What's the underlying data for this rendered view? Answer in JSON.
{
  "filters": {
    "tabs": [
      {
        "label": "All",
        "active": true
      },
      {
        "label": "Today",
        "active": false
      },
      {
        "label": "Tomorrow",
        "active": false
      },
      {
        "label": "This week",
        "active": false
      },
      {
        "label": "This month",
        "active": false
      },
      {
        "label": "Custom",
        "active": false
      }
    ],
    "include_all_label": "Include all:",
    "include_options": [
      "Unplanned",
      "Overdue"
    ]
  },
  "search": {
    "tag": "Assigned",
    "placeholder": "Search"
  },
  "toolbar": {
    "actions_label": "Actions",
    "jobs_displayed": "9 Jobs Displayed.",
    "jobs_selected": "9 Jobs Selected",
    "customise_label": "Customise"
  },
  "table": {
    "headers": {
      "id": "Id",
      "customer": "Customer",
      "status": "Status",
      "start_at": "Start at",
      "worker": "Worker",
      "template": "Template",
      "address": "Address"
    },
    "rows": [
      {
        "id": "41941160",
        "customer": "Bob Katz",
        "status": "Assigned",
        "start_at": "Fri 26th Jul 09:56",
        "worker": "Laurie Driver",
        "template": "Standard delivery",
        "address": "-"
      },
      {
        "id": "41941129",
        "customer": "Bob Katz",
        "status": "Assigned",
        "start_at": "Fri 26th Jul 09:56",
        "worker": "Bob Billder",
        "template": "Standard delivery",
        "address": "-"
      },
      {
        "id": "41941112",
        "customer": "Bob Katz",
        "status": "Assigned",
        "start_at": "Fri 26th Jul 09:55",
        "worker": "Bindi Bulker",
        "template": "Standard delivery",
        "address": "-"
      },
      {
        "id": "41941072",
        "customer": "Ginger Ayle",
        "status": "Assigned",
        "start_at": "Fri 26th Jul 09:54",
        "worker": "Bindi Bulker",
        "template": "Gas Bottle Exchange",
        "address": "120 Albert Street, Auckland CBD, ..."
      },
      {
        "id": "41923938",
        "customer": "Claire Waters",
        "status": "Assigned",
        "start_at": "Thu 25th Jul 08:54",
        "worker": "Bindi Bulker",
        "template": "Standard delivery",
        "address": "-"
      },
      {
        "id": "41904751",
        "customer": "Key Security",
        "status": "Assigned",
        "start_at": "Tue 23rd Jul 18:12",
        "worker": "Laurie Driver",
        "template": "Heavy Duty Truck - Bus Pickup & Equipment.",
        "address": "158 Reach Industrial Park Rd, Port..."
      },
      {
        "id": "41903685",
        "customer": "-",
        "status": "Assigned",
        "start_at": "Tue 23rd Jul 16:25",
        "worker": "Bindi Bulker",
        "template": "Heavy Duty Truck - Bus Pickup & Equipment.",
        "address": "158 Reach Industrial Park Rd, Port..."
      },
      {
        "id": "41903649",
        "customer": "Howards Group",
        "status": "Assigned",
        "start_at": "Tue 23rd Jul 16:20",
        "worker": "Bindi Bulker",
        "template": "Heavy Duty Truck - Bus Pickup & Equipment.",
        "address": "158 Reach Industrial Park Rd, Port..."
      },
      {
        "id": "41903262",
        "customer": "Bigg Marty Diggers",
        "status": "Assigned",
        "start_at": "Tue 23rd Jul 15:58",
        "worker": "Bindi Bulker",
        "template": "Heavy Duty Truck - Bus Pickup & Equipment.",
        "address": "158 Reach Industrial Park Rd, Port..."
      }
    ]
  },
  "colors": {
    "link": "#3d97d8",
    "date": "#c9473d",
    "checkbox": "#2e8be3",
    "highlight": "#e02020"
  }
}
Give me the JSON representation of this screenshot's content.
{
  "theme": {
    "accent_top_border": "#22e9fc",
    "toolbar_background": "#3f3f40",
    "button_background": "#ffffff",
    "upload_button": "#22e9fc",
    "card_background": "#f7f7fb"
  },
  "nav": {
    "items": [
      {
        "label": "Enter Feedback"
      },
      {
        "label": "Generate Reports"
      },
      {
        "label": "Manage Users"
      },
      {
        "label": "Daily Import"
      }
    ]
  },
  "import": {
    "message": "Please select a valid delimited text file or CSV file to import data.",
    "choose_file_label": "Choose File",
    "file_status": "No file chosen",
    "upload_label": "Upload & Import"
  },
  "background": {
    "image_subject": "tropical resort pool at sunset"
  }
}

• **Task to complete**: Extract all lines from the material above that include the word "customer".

• **Solution for this task**:
      "customer": "Customer",
        "customer": "Bob Katz",
        "customer": "Bob Katz",
        "customer": "Bob Katz",
        "customer": "Ginger Ayle",
        "customer": "Claire Waters",
        "customer": "Key Security",
        "customer": "-",
        "customer": "Howards Group",
        "customer": "Bigg Marty Diggers",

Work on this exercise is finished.